Crowding financing is gaining momentum in China. Based on an anecdote which I will relate below, I think it started two years ago. Crowd financing literally means borrowing money from the “crowd” of people in the same internet community to start up your own small business. I heard this story from my “foreign” broker who in turn heard this from an economist at a “local” broker. Said the economist – this is so common, it’s safe, nothing to worry – two years ago, she lent RMB1380 to a well-known economics professor who put up a business proposal to raise RMB1mn to set up a café. The prof raised the funds within days including RMB1380 from this young economist. Until now – two years later, she has not received a single cent of interest or principal on her loan which was meant to be a one-year loan. She has written it off but felt “happy” about it because it is only a small loss and she didn’t see it as a systemic risk. Really?? Isn’s the fact that the “crowd” – as well as the regulators – still didn’t see their money at risk… already a systemic risk?
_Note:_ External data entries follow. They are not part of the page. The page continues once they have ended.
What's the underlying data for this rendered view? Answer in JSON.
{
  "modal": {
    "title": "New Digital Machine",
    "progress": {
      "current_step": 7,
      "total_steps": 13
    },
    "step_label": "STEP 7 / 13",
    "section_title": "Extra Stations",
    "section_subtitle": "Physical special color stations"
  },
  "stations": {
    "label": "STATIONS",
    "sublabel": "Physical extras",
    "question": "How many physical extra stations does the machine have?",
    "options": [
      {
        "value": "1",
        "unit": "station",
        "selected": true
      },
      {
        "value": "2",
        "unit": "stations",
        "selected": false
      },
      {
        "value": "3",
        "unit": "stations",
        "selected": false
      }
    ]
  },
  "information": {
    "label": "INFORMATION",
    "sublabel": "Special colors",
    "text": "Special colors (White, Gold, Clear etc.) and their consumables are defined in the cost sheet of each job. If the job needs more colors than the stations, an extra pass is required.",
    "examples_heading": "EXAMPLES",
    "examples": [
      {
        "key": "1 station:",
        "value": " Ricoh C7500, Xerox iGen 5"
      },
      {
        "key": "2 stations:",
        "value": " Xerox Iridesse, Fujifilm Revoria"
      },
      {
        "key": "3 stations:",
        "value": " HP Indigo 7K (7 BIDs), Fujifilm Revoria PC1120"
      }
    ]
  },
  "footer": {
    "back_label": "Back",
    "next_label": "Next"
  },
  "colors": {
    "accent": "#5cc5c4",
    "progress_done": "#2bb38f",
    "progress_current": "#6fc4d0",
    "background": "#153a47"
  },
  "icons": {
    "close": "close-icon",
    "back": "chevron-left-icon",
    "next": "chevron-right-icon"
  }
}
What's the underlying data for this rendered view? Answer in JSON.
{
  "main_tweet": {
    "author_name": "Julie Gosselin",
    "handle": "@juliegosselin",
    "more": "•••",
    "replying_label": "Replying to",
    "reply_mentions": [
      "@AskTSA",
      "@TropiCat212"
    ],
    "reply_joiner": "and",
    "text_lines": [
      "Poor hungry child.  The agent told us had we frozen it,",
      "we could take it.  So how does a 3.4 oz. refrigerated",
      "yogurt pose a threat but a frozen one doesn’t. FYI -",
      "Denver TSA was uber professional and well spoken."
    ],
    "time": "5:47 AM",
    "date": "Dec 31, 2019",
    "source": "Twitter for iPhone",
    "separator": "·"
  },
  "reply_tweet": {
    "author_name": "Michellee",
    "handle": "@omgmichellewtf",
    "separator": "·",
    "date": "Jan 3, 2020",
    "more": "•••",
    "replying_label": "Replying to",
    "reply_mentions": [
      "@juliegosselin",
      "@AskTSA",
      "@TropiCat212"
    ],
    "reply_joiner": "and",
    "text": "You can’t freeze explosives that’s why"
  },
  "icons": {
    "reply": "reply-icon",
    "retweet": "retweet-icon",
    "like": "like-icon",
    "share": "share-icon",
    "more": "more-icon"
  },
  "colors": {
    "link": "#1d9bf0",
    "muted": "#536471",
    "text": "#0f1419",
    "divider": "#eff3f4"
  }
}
Alibaba and Softbank – deja vu
I was then in a conference where the audience was polled for their opinion – do you see internet financing making a difference to banking? I had this deja vu moment – I remembered being polled this same question 15 years ago somewhere in Tokyo when Softbank share price was heading towards JPY20k. I recalled I picked some middle of the road answer. At that time, I was quite taken into the idea that “virtual money” can be the next big thing – can really replace physical money and more than that, virtual money is also a means of communications between different industries and different segments of society. It’s like Eureka. But alas it is not. Soon, the likes of tamagochis – virtual pets – and virtual anything soon went out of fashion. Human beings or rather Japanese people wanted to physically hug and hold each other and their pets and exchange money again to buy things. So the Softbank story ended… until 10 years ago – i.e. 5 years after the bubble burst – that Misayoshi Son, Softbank’s founder met Jack Ma of Alibaba and injected USD10mn into the latter. And the rest became history. So Son-san finally made a breakthrough for his internet empire where at the beginning he hit a real “physical” boundary – which was the border of Japan. The solution was to clone his business model into other jurisdictions. And better still, a market that has 10x the population size of Japan, and which has about 15% of the global merchandise trade flows. China’s boundary is huge. I agree. But is virtual money still going to work?